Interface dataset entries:

- - - -

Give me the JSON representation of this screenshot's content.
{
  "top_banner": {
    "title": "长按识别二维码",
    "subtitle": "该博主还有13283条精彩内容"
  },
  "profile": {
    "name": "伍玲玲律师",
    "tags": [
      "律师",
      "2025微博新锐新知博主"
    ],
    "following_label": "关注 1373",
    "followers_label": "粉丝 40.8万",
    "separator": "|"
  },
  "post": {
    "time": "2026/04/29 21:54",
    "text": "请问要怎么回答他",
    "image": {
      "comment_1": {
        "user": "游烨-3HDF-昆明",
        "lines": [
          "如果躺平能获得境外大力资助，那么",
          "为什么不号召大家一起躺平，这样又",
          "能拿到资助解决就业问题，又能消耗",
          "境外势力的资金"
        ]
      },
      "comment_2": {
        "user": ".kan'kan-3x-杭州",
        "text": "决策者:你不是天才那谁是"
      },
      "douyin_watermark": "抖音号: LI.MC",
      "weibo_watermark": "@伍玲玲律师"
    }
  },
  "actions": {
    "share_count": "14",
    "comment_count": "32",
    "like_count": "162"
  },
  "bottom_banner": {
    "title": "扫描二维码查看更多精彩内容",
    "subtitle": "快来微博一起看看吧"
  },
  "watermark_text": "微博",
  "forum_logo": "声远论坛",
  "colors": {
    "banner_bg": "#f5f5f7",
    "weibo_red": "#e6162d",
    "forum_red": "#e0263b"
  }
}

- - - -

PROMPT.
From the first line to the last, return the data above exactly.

REPLY.
Give me the JSON representation of this screenshot's content.
{
  "top_banner": {
    "title": "长按识别二维码",
    "subtitle": "该博主还有13283条精彩内容"
  },
  "profile": {
    "name": "伍玲玲律师",
    "tags": [
      "律师",
      "2025微博新锐新知博主"
    ],
    "following_label": "关注 1373",
    "followers_label": "粉丝 40.8万",
    "separator": "|"
  },
  "post": {
    "time": "2026/04/29 21:54",
    "text": "请问要怎么回答他",
    "image": {
      "comment_1": {
        "user": "游烨-3HDF-昆明",
        "lines": [
          "如果躺平能获得境外大力资助，那么",
          "为什么不号召大家一起躺平，这样又",
          "能拿到资助解决就业问题，又能消耗",
          "境外势力的资金"
        ]
      },
      "comment_2": {
        "user": ".kan'kan-3x-杭州",
        "text": "决策者:你不是天才那谁是"
      },
      "douyin_watermark": "抖音号: LI.MC",
      "weibo_watermark": "@伍玲玲律师"
    }
  },
  "actions": {
    "share_count": "14",
    "comment_count": "32",
    "like_count": "162"
  },
  "bottom_banner": {
    "title": "扫描二维码查看更多精彩内容",
    "subtitle": "快来微博一起看看吧"
  },
  "watermark_text": "微博",
  "forum_logo": "声远论坛",
  "colors": {
    "banner_bg": "#f5f5f7",
    "weibo_red": "#e6162d",
    "forum_red": "#e0263b"
  }
}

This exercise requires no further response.